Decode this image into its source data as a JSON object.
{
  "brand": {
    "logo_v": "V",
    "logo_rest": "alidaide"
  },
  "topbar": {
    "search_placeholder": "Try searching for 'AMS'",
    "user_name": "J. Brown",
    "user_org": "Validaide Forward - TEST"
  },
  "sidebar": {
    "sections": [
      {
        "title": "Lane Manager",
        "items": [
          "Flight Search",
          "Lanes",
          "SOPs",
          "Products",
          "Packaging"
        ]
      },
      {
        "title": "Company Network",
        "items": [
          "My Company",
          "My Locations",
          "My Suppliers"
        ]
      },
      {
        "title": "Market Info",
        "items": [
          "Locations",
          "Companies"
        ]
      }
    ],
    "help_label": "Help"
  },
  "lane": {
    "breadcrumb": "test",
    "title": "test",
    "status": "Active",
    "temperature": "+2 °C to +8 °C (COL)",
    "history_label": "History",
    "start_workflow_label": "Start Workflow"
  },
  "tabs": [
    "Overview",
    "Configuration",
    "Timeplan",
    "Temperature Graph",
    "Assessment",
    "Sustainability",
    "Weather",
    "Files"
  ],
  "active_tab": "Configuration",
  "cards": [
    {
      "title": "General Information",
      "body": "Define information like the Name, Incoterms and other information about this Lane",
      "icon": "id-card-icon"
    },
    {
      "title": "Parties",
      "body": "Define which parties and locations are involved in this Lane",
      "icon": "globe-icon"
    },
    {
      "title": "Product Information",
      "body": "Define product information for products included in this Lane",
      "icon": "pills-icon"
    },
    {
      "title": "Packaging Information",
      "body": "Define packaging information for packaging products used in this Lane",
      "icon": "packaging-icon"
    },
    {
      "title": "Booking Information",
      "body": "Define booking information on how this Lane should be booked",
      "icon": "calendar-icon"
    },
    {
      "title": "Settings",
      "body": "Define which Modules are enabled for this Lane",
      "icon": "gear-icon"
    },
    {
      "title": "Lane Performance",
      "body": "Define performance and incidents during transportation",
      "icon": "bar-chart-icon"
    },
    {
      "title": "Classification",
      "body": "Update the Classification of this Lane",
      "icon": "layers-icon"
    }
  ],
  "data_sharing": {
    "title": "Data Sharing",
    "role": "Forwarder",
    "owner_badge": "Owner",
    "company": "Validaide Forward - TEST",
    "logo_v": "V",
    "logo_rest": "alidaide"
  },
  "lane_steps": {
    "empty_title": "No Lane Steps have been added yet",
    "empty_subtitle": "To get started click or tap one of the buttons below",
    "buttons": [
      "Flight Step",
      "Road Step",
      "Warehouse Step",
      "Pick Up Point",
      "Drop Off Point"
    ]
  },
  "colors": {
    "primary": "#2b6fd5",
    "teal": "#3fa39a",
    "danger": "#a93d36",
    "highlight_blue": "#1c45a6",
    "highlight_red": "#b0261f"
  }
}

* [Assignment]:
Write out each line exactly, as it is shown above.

* [Exercise result]:
Decode this image into its source data as a JSON object.
{
  "brand": {
    "logo_v": "V",
    "logo_rest": "alidaide"
  },
  "topbar": {
    "search_placeholder": "Try searching for 'AMS'",
    "user_name": "J. Brown",
    "user_org": "Validaide Forward - TEST"
  },
  "sidebar": {
    "sections": [
      {
        "title": "Lane Manager",
        "items": [
          "Flight Search",
          "Lanes",
          "SOPs",
          "Products",
          "Packaging"
        ]
      },
      {
        "title": "Company Network",
        "items": [
          "My Company",
          "My Locations",
          "My Suppliers"
        ]
      },
      {
        "title": "Market Info",
        "items": [
          "Locations",
          "Companies"
        ]
      }
    ],
    "help_label": "Help"
  },
  "lane": {
    "breadcrumb": "test",
    "title": "test",
    "status": "Active",
    "temperature": "+2 °C to +8 °C (COL)",
    "history_label": "History",
    "start_workflow_label": "Start Workflow"
  },
  "tabs": [
    "Overview",
    "Configuration",
    "Timeplan",
    "Temperature Graph",
    "Assessment",
    "Sustainability",
    "Weather",
    "Files"
  ],
  "active_tab": "Configuration",
  "cards": [
    {
      "title": "General Information",
      "body": "Define information like the Name, Incoterms and other information about this Lane",
      "icon": "id-card-icon"
    },
    {
      "title": "Parties",
      "body": "Define which parties and locations are involved in this Lane",
      "icon": "globe-icon"
    },
    {
      "title": "Product Information",
      "body": "Define product information for products included in this Lane",
      "icon": "pills-icon"
    },
    {
      "title": "Packaging Information",
      "body": "Define packaging information for packaging products used in this Lane",
      "icon": "packaging-icon"
    },
    {
      "title": "Booking Information",
      "body": "Define booking information on how this Lane should be booked",
      "icon": "calendar-icon"
    },
    {
      "title": "Settings",
      "body": "Define which Modules are enabled for this Lane",
      "icon": "gear-icon"
    },
    {
      "title": "Lane Performance",
      "body": "Define performance and incidents during transportation",
      "icon": "bar-chart-icon"
    },
    {
      "title": "Classification",
      "body": "Update the Classification of this Lane",
      "icon": "layers-icon"
    }
  ],
  "data_sharing": {
    "title": "Data Sharing",
    "role": "Forwarder",
    "owner_badge": "Owner",
    "company": "Validaide Forward - TEST",
    "logo_v": "V",
    "logo_rest": "alidaide"
  },
  "lane_steps": {
    "empty_title": "No Lane Steps have been added yet",
    "empty_subtitle": "To get started click or tap one of the buttons below",
    "buttons": [
      "Flight Step",
      "Road Step",
      "Warehouse Step",
      "Pick Up Point",
      "Drop Off Point"
    ]
  },
  "colors": {
    "primary": "#2b6fd5",
    "teal": "#3fa39a",
    "danger": "#a93d36",
    "highlight_blue": "#1c45a6",
    "highlight_red": "#b0261f"
  }
}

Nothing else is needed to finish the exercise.